Stored items:
=== Section Start ===

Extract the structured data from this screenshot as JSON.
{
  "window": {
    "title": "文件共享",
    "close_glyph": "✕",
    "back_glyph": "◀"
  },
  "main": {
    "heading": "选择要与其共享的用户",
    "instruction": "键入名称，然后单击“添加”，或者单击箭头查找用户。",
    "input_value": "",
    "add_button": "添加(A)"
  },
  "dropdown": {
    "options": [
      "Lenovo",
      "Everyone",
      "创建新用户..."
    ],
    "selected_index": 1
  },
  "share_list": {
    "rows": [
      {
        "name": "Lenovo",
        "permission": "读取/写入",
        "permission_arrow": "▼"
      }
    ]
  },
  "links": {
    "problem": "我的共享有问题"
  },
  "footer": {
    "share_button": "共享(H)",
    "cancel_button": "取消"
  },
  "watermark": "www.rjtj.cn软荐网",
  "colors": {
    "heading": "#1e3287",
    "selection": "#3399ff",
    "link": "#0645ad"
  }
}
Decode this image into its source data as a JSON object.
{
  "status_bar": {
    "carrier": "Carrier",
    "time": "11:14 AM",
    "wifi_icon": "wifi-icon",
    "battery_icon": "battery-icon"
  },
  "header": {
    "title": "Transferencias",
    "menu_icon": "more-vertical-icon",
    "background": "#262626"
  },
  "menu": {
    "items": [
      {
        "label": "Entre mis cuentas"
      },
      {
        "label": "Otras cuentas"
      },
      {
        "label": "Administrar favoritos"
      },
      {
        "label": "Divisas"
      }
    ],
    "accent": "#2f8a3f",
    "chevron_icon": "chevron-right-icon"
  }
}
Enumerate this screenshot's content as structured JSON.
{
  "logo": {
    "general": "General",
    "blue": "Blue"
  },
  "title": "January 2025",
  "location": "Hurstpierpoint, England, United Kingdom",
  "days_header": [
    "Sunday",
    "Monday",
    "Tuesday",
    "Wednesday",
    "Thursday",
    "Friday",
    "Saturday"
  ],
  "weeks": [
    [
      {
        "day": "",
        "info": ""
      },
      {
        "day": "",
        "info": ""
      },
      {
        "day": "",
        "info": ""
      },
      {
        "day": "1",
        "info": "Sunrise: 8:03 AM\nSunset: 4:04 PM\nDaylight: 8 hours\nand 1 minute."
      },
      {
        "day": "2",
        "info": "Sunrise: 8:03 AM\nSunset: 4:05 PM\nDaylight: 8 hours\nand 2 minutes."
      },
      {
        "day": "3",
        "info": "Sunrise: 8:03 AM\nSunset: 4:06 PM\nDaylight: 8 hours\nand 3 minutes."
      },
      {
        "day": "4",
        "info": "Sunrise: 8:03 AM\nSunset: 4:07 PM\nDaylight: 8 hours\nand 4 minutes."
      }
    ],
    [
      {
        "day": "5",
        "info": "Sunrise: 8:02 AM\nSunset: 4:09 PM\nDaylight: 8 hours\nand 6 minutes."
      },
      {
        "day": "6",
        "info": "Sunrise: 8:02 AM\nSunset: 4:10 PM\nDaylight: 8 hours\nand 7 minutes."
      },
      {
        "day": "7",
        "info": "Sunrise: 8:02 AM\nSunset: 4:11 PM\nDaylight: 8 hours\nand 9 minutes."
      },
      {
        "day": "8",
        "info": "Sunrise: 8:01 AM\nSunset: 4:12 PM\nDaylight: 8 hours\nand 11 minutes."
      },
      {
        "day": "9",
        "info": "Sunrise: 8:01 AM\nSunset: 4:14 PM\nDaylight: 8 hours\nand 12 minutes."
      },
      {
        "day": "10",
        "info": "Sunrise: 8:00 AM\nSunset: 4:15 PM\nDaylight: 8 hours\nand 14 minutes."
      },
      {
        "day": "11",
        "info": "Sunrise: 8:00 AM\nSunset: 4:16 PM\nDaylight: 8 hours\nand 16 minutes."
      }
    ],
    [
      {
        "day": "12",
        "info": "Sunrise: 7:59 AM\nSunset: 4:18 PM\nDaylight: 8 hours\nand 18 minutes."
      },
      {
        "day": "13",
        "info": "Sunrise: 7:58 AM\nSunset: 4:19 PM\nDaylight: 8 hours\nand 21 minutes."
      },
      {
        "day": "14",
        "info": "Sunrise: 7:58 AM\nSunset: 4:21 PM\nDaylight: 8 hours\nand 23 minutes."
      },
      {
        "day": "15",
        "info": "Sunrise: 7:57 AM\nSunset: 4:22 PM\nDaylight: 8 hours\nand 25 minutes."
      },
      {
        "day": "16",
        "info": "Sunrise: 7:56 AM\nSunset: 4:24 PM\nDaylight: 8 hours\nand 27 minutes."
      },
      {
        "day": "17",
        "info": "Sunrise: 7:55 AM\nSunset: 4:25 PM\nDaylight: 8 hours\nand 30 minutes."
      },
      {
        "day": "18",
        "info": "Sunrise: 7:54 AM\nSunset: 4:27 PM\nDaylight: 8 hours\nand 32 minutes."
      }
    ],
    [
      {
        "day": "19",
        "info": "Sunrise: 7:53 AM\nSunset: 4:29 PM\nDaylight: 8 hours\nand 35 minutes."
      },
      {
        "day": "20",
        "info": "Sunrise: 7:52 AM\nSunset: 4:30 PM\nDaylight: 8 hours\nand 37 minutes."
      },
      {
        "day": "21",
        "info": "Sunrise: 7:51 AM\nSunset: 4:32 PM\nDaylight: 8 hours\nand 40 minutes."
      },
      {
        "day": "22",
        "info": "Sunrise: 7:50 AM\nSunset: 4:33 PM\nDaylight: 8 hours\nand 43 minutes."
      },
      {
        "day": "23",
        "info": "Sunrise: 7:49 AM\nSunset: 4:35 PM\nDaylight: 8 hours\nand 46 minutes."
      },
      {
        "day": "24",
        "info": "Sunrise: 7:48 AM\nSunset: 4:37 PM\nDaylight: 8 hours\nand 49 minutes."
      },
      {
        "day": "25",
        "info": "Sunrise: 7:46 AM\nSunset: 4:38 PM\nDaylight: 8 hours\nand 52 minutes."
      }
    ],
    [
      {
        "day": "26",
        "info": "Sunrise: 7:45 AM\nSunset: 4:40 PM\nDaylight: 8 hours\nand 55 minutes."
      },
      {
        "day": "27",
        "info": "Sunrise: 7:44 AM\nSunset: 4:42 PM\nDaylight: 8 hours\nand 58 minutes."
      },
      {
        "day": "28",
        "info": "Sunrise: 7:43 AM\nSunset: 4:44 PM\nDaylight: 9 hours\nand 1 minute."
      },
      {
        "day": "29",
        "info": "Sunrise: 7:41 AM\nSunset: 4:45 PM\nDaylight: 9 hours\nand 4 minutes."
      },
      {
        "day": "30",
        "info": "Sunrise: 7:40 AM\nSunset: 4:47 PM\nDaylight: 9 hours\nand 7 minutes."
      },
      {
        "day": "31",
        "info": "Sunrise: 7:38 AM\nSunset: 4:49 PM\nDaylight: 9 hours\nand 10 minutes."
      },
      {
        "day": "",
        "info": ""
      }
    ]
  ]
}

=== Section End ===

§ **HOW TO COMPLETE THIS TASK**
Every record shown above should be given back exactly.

§ **THE COMPLETED TASK**
Extract the structured data from this screenshot as JSON.
{
  "window": {
    "title": "文件共享",
    "close_glyph": "✕",
    "back_glyph": "◀"
  },
  "main": {
    "heading": "选择要与其共享的用户",
    "instruction": "键入名称，然后单击“添加”，或者单击箭头查找用户。",
    "input_value": "",
    "add_button": "添加(A)"
  },
  "dropdown": {
    "options": [
      "Lenovo",
      "Everyone",
      "创建新用户..."
    ],
    "selected_index": 1
  },
  "share_list": {
    "rows": [
      {
        "name": "Lenovo",
        "permission": "读取/写入",
        "permission_arrow": "▼"
      }
    ]
  },
  "links": {
    "problem": "我的共享有问题"
  },
  "footer": {
    "share_button": "共享(H)",
    "cancel_button": "取消"
  },
  "watermark": "www.rjtj.cn软荐网",
  "colors": {
    "heading": "#1e3287",
    "selection": "#3399ff",
    "link": "#0645ad"
  }
}
Decode this image into its source data as a JSON object.
{
  "status_bar": {
    "carrier": "Carrier",
    "time": "11:14 AM",
    "wifi_icon": "wifi-icon",
    "battery_icon": "battery-icon"
  },
  "header": {
    "title": "Transferencias",
    "menu_icon": "more-vertical-icon",
    "background": "#262626"
  },
  "menu": {
    "items": [
      {
        "label": "Entre mis cuentas"
      },
      {
        "label": "Otras cuentas"
      },
      {
        "label": "Administrar favoritos"
      },
      {
        "label": "Divisas"
      }
    ],
    "accent": "#2f8a3f",
    "chevron_icon": "chevron-right-icon"
  }
}
Enumerate this screenshot's content as structured JSON.
{
  "logo": {
    "general": "General",
    "blue": "Blue"
  },
  "title": "January 2025",
  "location": "Hurstpierpoint, England, United Kingdom",
  "days_header": [
    "Sunday",
    "Monday",
    "Tuesday",
    "Wednesday",
    "Thursday",
    "Friday",
    "Saturday"
  ],
  "weeks": [
    [
      {
        "day": "",
        "info": ""
      },
      {
        "day": "",
        "info": ""
      },
      {
        "day": "",
        "info": ""
      },
      {
        "day": "1",
        "info": "Sunrise: 8:03 AM\nSunset: 4:04 PM\nDaylight: 8 hours\nand 1 minute."
      },
      {
        "day": "2",
        "info": "Sunrise: 8:03 AM\nSunset: 4:05 PM\nDaylight: 8 hours\nand 2 minutes."
      },
      {
        "day": "3",
        "info": "Sunrise: 8:03 AM\nSunset: 4:06 PM\nDaylight: 8 hours\nand 3 minutes."
      },
      {
        "day": "4",
        "info": "Sunrise: 8:03 AM\nSunset: 4:07 PM\nDaylight: 8 hours\nand 4 minutes."
      }
    ],
    [
      {
        "day": "5",
        "info": "Sunrise: 8:02 AM\nSunset: 4:09 PM\nDaylight: 8 hours\nand 6 minutes."
      },
      {
        "day": "6",
        "info": "Sunrise: 8:02 AM\nSunset: 4:10 PM\nDaylight: 8 hours\nand 7 minutes."
      },
      {
        "day": "7",
        "info": "Sunrise: 8:02 AM\nSunset: 4:11 PM\nDaylight: 8 hours\nand 9 minutes."
      },
      {
        "day": "8",
        "info": "Sunrise: 8:01 AM\nSunset: 4:12 PM\nDaylight: 8 hours\nand 11 minutes."
      },
      {
        "day": "9",
        "info": "Sunrise: 8:01 AM\nSunset: 4:14 PM\nDaylight: 8 hours\nand 12 minutes."
      },
      {
        "day": "10",
        "info": "Sunrise: 8:00 AM\nSunset: 4:15 PM\nDaylight: 8 hours\nand 14 minutes."
      },
      {
        "day": "11",
        "info": "Sunrise: 8:00 AM\nSunset: 4:16 PM\nDaylight: 8 hours\nand 16 minutes."
      }
    ],
    [
      {
        "day": "12",
        "info": "Sunrise: 7:59 AM\nSunset: 4:18 PM\nDaylight: 8 hours\nand 18 minutes."
      },
      {
        "day": "13",
        "info": "Sunrise: 7:58 AM\nSunset: 4:19 PM\nDaylight: 8 hours\nand 21 minutes."
      },
      {
        "day": "14",
        "info": "Sunrise: 7:58 AM\nSunset: 4:21 PM\nDaylight: 8 hours\nand 23 minutes."
      },
      {
        "day": "15",
        "info": "Sunrise: 7:57 AM\nSunset: 4:22 PM\nDaylight: 8 hours\nand 25 minutes."
      },
      {
        "day": "16",
        "info": "Sunrise: 7:56 AM\nSunset: 4:24 PM\nDaylight: 8 hours\nand 27 minutes."
      },
      {
        "day": "17",
        "info": "Sunrise: 7:55 AM\nSunset: 4:25 PM\nDaylight: 8 hours\nand 30 minutes."
      },
      {
        "day": "18",
        "info": "Sunrise: 7:54 AM\nSunset: 4:27 PM\nDaylight: 8 hours\nand 32 minutes."
      }
    ],
    [
      {
        "day": "19",
        "info": "Sunrise: 7:53 AM\nSunset: 4:29 PM\nDaylight: 8 hours\nand 35 minutes."
      },
      {
        "day": "20",
        "info": "Sunrise: 7:52 AM\nSunset: 4:30 PM\nDaylight: 8 hours\nand 37 minutes."
      },
      {
        "day": "21",
        "info": "Sunrise: 7:51 AM\nSunset: 4:32 PM\nDaylight: 8 hours\nand 40 minutes."
      },
      {
        "day": "22",
        "info": "Sunrise: 7:50 AM\nSunset: 4:33 PM\nDaylight: 8 hours\nand 43 minutes."
      },
      {
        "day": "23",
        "info": "Sunrise: 7:49 AM\nSunset: 4:35 PM\nDaylight: 8 hours\nand 46 minutes."
      },
      {
        "day": "24",
        "info": "Sunrise: 7:48 AM\nSunset: 4:37 PM\nDaylight: 8 hours\nand 49 minutes."
      },
      {
        "day": "25",
        "info": "Sunrise: 7:46 AM\nSunset: 4:38 PM\nDaylight: 8 hours\nand 52 minutes."
      }
    ],
    [
      {
        "day": "26",
        "info": "Sunrise: 7:45 AM\nSunset: 4:40 PM\nDaylight: 8 hours\nand 55 minutes."
      },
      {
        "day": "27",
        "info": "Sunrise: 7:44 AM\nSunset: 4:42 PM\nDaylight: 8 hours\nand 58 minutes."
      },
      {
        "day": "28",
        "info": "Sunrise: 7:43 AM\nSunset: 4:44 PM\nDaylight: 9 hours\nand 1 minute."
      },
      {
        "day": "29",
        "info": "Sunrise: 7:41 AM\nSunset: 4:45 PM\nDaylight: 9 hours\nand 4 minutes."
      },
      {
        "day": "30",
        "info": "Sunrise: 7:40 AM\nSunset: 4:47 PM\nDaylight: 9 hours\nand 7 minutes."
      },
      {
        "day": "31",
        "info": "Sunrise: 7:38 AM\nSunset: 4:49 PM\nDaylight: 9 hours\nand 10 minutes."
      },
      {
        "day": "",
        "info": ""
      }
    ]
  ]
}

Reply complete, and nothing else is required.